Section 76-5-111 of the Utah Criminal Code defines the terms of abuse, neglect, or exploitation of a disabled or elder adult and sets out the criminal penalties for these acts, ranging from class A misdemeanor to second degree felony.  Under Utah’s elder abuse laws, there are no provisions for civil remedies or damages, attorney fees or costs, or divestiture in elder abuse cases.

Both the civil and criminal codes (§ 62A-3-302 and § 76-5-111) include the same reporting requirement:  “Any person, including but not limited to, a social worker, physician, psychologist, nurse, teacher, or employee of a private or public facility serving adults, who has reason to believe that any disabled or elder adult has been the subject of abuse, emotional or psychological abuse, neglect, or exploitation shall immediately notify the nearest peace officer, law enforcement agency, or local office of Adult Protective Services.” All reporters are immune from civil liability and all information is confidential.
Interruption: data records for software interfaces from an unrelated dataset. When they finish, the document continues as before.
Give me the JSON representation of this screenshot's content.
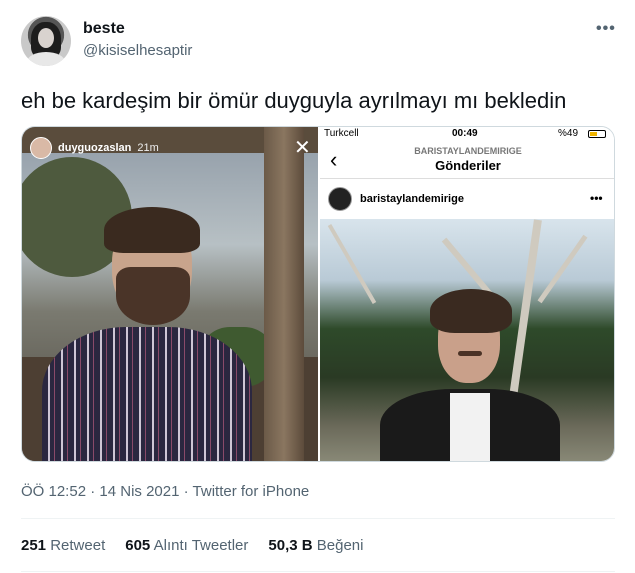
{
  "author": {
    "display_name": "beste",
    "handle": "@kisiselhesaptir"
  },
  "more_icon": "more-horizontal-icon",
  "tweet_text": "eh be kardeşim bir ömür duyguyla ayrılmayı mı bekledin",
  "media_left": {
    "story_username": "duyguozaslan",
    "story_time": "21m",
    "close_icon": "close-icon"
  },
  "media_right": {
    "carrier": "Turkcell",
    "time": "00:49",
    "battery": "%49",
    "battery_level": 0.49,
    "nav_subtitle": "BARISTAYLANDEMIRIGE",
    "nav_title": "Gönderiler",
    "post_username": "baristaylandemirige"
  },
  "meta": {
    "time": "ÖÖ 12:52",
    "separator": "·",
    "date": "14 Nis 2021",
    "source": "Twitter for iPhone"
  },
  "stats": {
    "retweets_count": "251",
    "retweets_label": "Retweet",
    "quotes_count": "605",
    "quotes_label": "Alıntı Tweetler",
    "likes_count": "50,3 B",
    "likes_label": "Beğeni"
  }
}
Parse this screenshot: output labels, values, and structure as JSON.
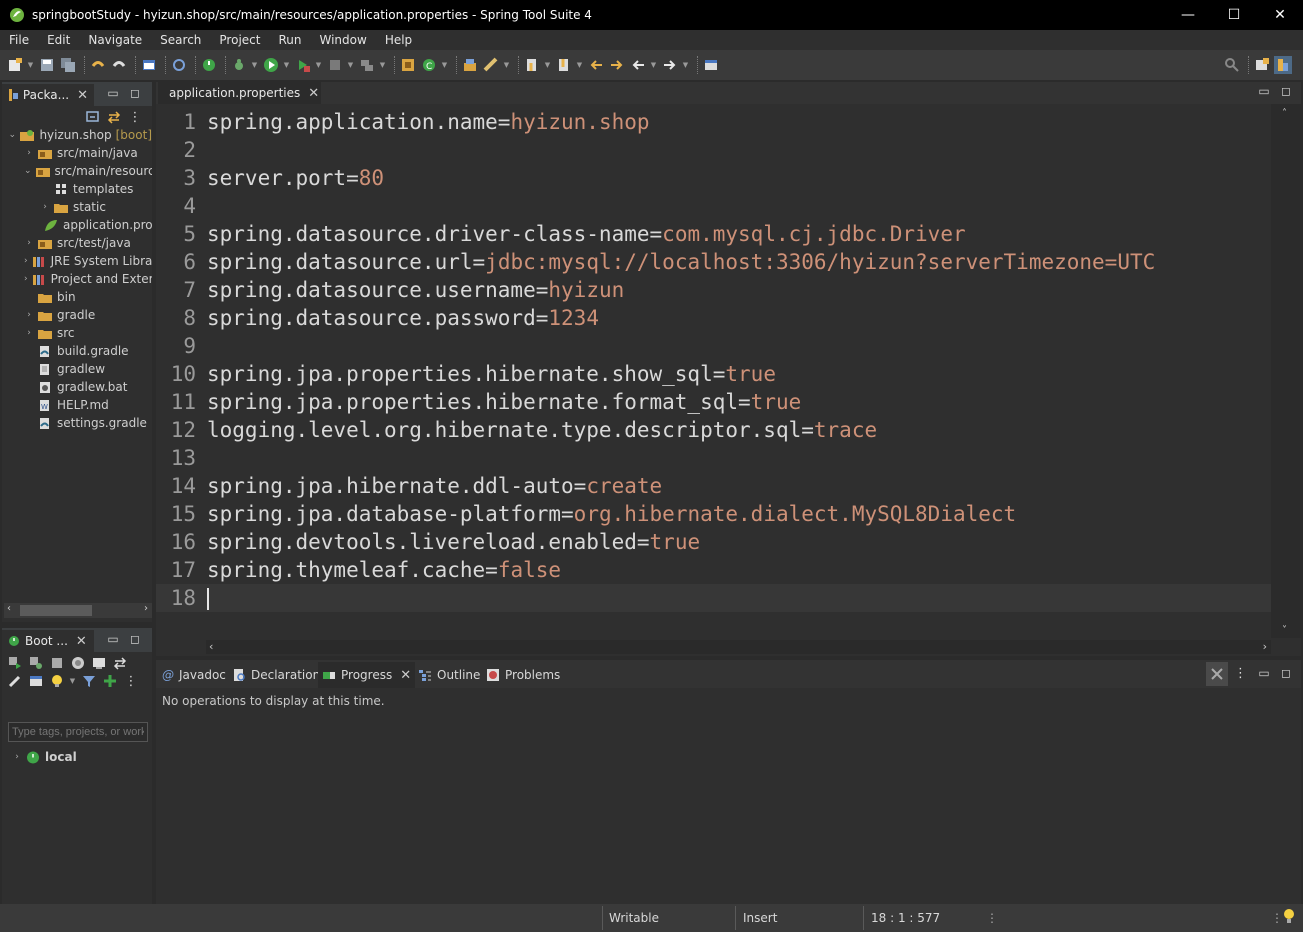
{
  "window": {
    "title": "springbootStudy - hyizun.shop/src/main/resources/application.properties - Spring Tool Suite 4",
    "controls": {
      "minimize": "—",
      "maximize": "☐",
      "close": "✕"
    }
  },
  "menu": [
    "File",
    "Edit",
    "Navigate",
    "Search",
    "Project",
    "Run",
    "Window",
    "Help"
  ],
  "package_explorer": {
    "tab_label": "Packa...",
    "project": {
      "name": "hyizun.shop",
      "tag": "[boot]"
    },
    "items": [
      {
        "label": "src/main/java",
        "icon": "source-folder-icon",
        "twisty": "›",
        "indent": 1
      },
      {
        "label": "src/main/resources",
        "icon": "source-folder-icon",
        "twisty": "⌄",
        "indent": 1
      },
      {
        "label": "templates",
        "icon": "package-icon",
        "twisty": "",
        "indent": 2
      },
      {
        "label": "static",
        "icon": "folder-icon",
        "twisty": "›",
        "indent": 2
      },
      {
        "label": "application.properties",
        "icon": "spring-leaf-icon",
        "twisty": "",
        "indent": 2
      },
      {
        "label": "src/test/java",
        "icon": "source-folder-icon",
        "twisty": "›",
        "indent": 1
      },
      {
        "label": "JRE System Library",
        "icon": "library-icon",
        "twisty": "›",
        "indent": 1
      },
      {
        "label": "Project and External Dependencies",
        "icon": "library-icon",
        "twisty": "›",
        "indent": 1
      },
      {
        "label": "bin",
        "icon": "folder-icon",
        "twisty": "",
        "indent": 1
      },
      {
        "label": "gradle",
        "icon": "folder-icon",
        "twisty": "›",
        "indent": 1
      },
      {
        "label": "src",
        "icon": "folder-icon",
        "twisty": "›",
        "indent": 1
      },
      {
        "label": "build.gradle",
        "icon": "gradle-file-icon",
        "twisty": "",
        "indent": 1
      },
      {
        "label": "gradlew",
        "icon": "file-icon",
        "twisty": "",
        "indent": 1
      },
      {
        "label": "gradlew.bat",
        "icon": "bat-file-icon",
        "twisty": "",
        "indent": 1
      },
      {
        "label": "HELP.md",
        "icon": "markdown-file-icon",
        "twisty": "",
        "indent": 1
      },
      {
        "label": "settings.gradle",
        "icon": "gradle-file-icon",
        "twisty": "",
        "indent": 1
      }
    ]
  },
  "boot_dashboard": {
    "tab_label": "Boot ...",
    "filter_placeholder": "Type tags, projects, or working set names to match",
    "items": [
      {
        "label": "local",
        "twisty": "›"
      }
    ]
  },
  "editor": {
    "tab_label": "application.properties",
    "lines": [
      {
        "n": "1",
        "key": "spring.application.name",
        "value": "hyizun.shop"
      },
      {
        "n": "2",
        "key": "",
        "value": ""
      },
      {
        "n": "3",
        "key": "server.port",
        "value": "80"
      },
      {
        "n": "4",
        "key": "",
        "value": ""
      },
      {
        "n": "5",
        "key": "spring.datasource.driver-class-name",
        "value": "com.mysql.cj.jdbc.Driver"
      },
      {
        "n": "6",
        "key": "spring.datasource.url",
        "value": "jdbc:mysql://localhost:3306/hyizun?serverTimezone=UTC"
      },
      {
        "n": "7",
        "key": "spring.datasource.username",
        "value": "hyizun"
      },
      {
        "n": "8",
        "key": "spring.datasource.password",
        "value": "1234"
      },
      {
        "n": "9",
        "key": "",
        "value": ""
      },
      {
        "n": "10",
        "key": "spring.jpa.properties.hibernate.show_sql",
        "value": "true"
      },
      {
        "n": "11",
        "key": "spring.jpa.properties.hibernate.format_sql",
        "value": "true"
      },
      {
        "n": "12",
        "key": "logging.level.org.hibernate.type.descriptor.sql",
        "value": "trace"
      },
      {
        "n": "13",
        "key": "",
        "value": ""
      },
      {
        "n": "14",
        "key": "spring.jpa.hibernate.ddl-auto",
        "value": "create"
      },
      {
        "n": "15",
        "key": "spring.jpa.database-platform",
        "value": "org.hibernate.dialect.MySQL8Dialect"
      },
      {
        "n": "16",
        "key": "spring.devtools.livereload.enabled",
        "value": "true"
      },
      {
        "n": "17",
        "key": "spring.thymeleaf.cache",
        "value": "false"
      },
      {
        "n": "18",
        "key": "",
        "value": ""
      }
    ],
    "current_line": "18"
  },
  "bottom_panel": {
    "tabs": [
      {
        "label": "Javadoc",
        "icon": "javadoc-icon"
      },
      {
        "label": "Declaration",
        "icon": "declaration-icon"
      },
      {
        "label": "Progress",
        "icon": "progress-icon",
        "active": true
      },
      {
        "label": "Outline",
        "icon": "outline-icon"
      },
      {
        "label": "Problems",
        "icon": "problems-icon"
      }
    ],
    "message": "No operations to display at this time."
  },
  "status_bar": {
    "writable": "Writable",
    "insert_mode": "Insert",
    "position": "18 : 1 : 577"
  },
  "colors": {
    "background": "#2b2b2b",
    "property_value": "#ce9178",
    "property_key": "#d9d9d9",
    "line_number": "#9a9a9a",
    "spring_green": "#6db33f"
  }
}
Local APS workers located throughout the state investigate reports to APS. Reports regarding residents of long term care facilities will be given immediately to the Long Term Care Ombudsman (LTCO) within the Department of Human Services, Division of Aging and Adult Services.  The LTCO has the authority to investigate and resolve issues for long term care residents who are 60 years of age and older.  Long term care facility means “any skilled nursing facility, intermediate care facility, nursing home, assisted living facility, adult foster care home, or any living arrangement in the community through which room and personal care services are provided for elderly residents.” Utah Code § 62A-3-202 (3).
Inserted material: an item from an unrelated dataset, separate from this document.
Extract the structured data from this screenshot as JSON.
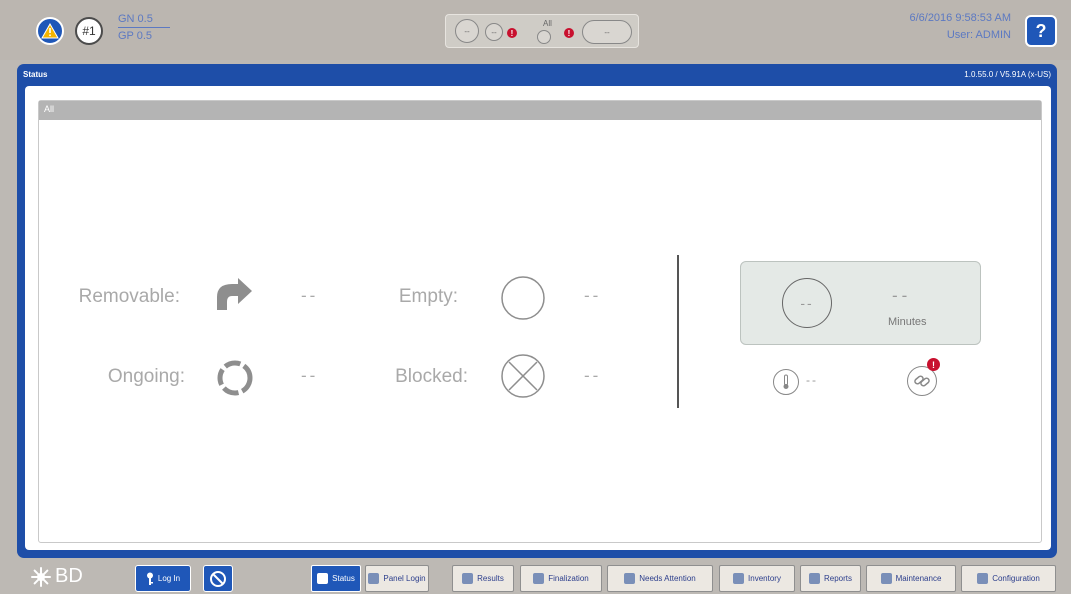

If the reports and investigations indicate that criminal abuse, neglect, or exploitation has occurred, then local law enforcement officers will be notified immediately by either APS or the LTCO.

In addition to Utah’s elder abuse laws, the Cohabitant Abuse Act of the Utah Code §§ 30-6-1 et seq. can afford some relief in the form of a civil protective order to elderly victims of domestic violence. While the act does not specifically address elder abuse, it does recognize that domestic violence exists between persons who cohabitate and not just between persons who are involved in an intimate, physical relationship.  Under this act, abuse is any attempt to cause, or to intentionally or knowingly cause physical harm or intentionally place another adult in fear of imminent physical harm. A cohabitant may mean any person related by blood or marriage to the victim, or anyone who resides or has resided in the same residence as the victim.
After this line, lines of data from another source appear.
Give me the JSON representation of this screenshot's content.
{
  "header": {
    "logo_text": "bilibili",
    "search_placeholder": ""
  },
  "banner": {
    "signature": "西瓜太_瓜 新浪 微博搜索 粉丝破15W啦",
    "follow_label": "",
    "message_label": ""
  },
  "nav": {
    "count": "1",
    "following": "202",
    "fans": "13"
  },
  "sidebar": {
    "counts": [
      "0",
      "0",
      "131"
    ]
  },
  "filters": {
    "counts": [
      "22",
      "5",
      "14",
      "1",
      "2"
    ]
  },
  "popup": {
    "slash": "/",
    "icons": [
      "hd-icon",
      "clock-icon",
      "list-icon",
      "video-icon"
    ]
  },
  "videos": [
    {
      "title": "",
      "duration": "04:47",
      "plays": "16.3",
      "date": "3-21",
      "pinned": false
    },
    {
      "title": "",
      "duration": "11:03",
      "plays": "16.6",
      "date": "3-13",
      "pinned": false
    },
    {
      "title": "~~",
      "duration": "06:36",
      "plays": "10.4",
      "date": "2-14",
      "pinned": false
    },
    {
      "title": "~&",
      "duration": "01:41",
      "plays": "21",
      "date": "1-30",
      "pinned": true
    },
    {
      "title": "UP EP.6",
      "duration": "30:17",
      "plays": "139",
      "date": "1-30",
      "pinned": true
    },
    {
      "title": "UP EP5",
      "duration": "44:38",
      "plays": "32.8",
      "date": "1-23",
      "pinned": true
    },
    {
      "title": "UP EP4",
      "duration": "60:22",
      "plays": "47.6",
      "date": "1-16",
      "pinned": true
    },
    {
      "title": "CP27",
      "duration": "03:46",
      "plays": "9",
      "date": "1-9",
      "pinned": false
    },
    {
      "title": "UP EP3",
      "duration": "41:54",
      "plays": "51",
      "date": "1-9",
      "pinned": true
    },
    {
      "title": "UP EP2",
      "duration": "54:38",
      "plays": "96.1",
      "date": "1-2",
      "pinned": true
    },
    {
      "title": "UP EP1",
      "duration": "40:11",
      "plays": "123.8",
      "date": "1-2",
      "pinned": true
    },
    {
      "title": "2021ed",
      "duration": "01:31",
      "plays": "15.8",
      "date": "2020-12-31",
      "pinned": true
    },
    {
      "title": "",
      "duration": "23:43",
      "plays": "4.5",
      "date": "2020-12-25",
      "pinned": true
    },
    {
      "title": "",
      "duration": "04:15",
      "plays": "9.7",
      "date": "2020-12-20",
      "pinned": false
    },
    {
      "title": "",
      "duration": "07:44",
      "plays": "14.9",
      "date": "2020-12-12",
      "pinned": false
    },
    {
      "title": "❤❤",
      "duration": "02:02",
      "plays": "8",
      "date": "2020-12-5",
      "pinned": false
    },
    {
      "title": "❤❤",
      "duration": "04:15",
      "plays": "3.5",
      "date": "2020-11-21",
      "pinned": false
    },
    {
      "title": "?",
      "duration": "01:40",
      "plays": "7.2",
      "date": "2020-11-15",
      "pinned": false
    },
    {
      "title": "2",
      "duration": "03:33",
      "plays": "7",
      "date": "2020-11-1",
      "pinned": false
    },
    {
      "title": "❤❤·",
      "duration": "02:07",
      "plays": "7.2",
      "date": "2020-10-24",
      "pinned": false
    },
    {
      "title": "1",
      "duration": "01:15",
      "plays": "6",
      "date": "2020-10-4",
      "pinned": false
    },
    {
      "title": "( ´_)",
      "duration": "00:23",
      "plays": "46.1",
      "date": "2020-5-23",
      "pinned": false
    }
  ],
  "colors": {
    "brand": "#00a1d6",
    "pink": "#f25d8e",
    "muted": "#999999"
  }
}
The elderly victim would have to get to court to obtain a protective order.  This, as seen in Stiegel’s article, is not often a useful remedy, especially if the abuser is also the caregiver upon whom the elderly or disabled adult is dependent, or is an adult with a dementing illness who is acting in a violent manner.  However, a protective order is sometimes helpful to elderly victims who need immediate protection from an abusive cohabitant, such as an adult family member who is living in the household and upon whom the elder is not dependent. The Cohabitant Abuse Act does not provide protection to the elderly victim of financial exploitation.

Where to go for help

Reports of abuse should go to the statewide intake phone number of Adult Protective Services, 1-800- 371-7897.  Reports of abuse occurring in Salt Lake County should be made to 264-7669. 

Resident complaints and reports of alleged abuse within care facilities should go to the Long Term Care Ombudsman.   The local ombudsman can be contacted through the local Area Agency on Aging or through the state ombudsman’s office at 801-538-3910.

There are twelve Area Agencies on Aging (AAAs) throughout Utah, serving distinct geographical areas. Information on the AAAs is available through the State Division of Aging and Adult Services at 801-538-3910, or www.hsdaas.state.ut.us.  For information on AAAs throughout the country, or information on other aging services, contact the Eldercare Locator at 1-800-677-1116.

For further information regarding aging services and the protection of seniors in Utah, contact Mary Jane Ciccarello, Legal Services Developer, Division of Aging and Adult Services, at 801-538-4641, or .

Some useful national Internet sites on elder abuse and other issues related to elder law are listed below.  All are excellent sources of information and provide links to other resources.

Administration on Aging:
www.aoa.gov

American Bar Association Commission on Legal Problems of the Elderly:
www.abanet.org/elderly

Kansas Elder Law Network:
www.keln.org

National Academy of Elder Law Attorneys:
www.naela.org

National Center on Elder Abuse:
www.elderabusecenter.org

National Senior Citizens Law Center:
www.nsclc.org

Mary Jane Ciccarello specializes in elder law and currently serves as the Legal Services Developer for the Utah State Division of Aging and Adult Services.  She has worked as a staff attorney with the Legal Aid Society of Salt Lake and Utah Legal Services and as the dean of students at the University of Utah College of Law.